Cut off any dark spots. Inspect the underside of the cap for worm holes.
Break off the stems and chop them into small pieces. These are a tasty addition to soups, stews or salads. Slice the caps for frying or broiling.
Add enough butter to a pan to cover the bottom when melted. Add seasonings to taste.
Put boletes in the pan with the butter. Sear quickly to seal in the moisture.
Remove the mushrooms and add to them the top of a casserole or eat as a filling in a vegetarian sandwich. They are also tasty added to a risotto.
Coat the boletes in oil. Olive, peanut or sesame oil add flavor to the mushrooms.
Sprinkle the mushrooms with seasonings. Stir them gently to coat.
Broil the boletes in a 500 degree oven on a baking pan until they are cooked through and slightly browned. Watch them closely so they do not burn. The length of the cooking time varies depending on the thickness of the slices.

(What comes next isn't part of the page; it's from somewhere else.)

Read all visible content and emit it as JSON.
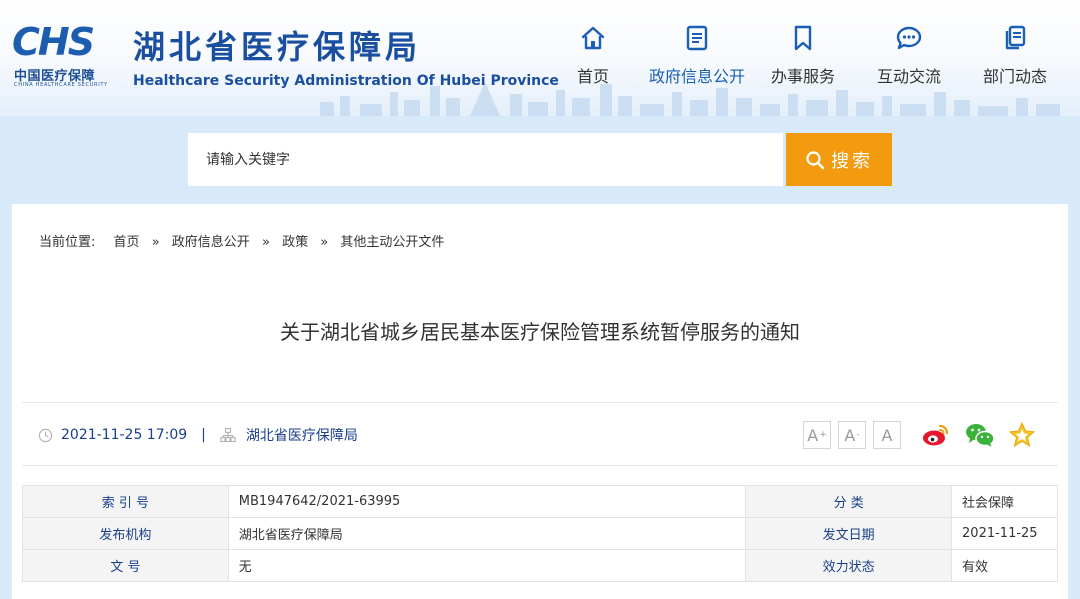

Serve the boletes as a side dish or add them to a salad.